Problem description
Exactly as written, set down every entry once more.

Data to use
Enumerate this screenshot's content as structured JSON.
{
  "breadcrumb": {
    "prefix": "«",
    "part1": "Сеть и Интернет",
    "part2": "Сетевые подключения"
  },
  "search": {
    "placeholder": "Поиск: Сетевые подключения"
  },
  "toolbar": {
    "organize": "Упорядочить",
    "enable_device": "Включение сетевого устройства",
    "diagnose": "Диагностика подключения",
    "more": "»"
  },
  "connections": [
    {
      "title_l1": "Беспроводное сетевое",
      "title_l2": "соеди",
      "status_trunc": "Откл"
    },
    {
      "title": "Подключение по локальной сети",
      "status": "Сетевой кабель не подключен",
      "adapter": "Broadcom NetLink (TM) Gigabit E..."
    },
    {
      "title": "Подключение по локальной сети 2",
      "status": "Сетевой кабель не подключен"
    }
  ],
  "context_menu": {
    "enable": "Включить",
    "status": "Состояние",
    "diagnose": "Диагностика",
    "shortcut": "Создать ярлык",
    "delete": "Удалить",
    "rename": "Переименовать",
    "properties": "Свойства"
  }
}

Solution to the exercise
Enumerate this screenshot's content as structured JSON.
{
  "breadcrumb": {
    "prefix": "«",
    "part1": "Сеть и Интернет",
    "part2": "Сетевые подключения"
  },
  "search": {
    "placeholder": "Поиск: Сетевые подключения"
  },
  "toolbar": {
    "organize": "Упорядочить",
    "enable_device": "Включение сетевого устройства",
    "diagnose": "Диагностика подключения",
    "more": "»"
  },
  "connections": [
    {
      "title_l1": "Беспроводное сетевое",
      "title_l2": "соеди",
      "status_trunc": "Откл"
    },
    {
      "title": "Подключение по локальной сети",
      "status": "Сетевой кабель не подключен",
      "adapter": "Broadcom NetLink (TM) Gigabit E..."
    },
    {
      "title": "Подключение по локальной сети 2",
      "status": "Сетевой кабель не подключен"
    }
  ],
  "context_menu": {
    "enable": "Включить",
    "status": "Состояние",
    "diagnose": "Диагностика",
    "shortcut": "Создать ярлык",
    "delete": "Удалить",
    "rename": "Переименовать",
    "properties": "Свойства"
  }
}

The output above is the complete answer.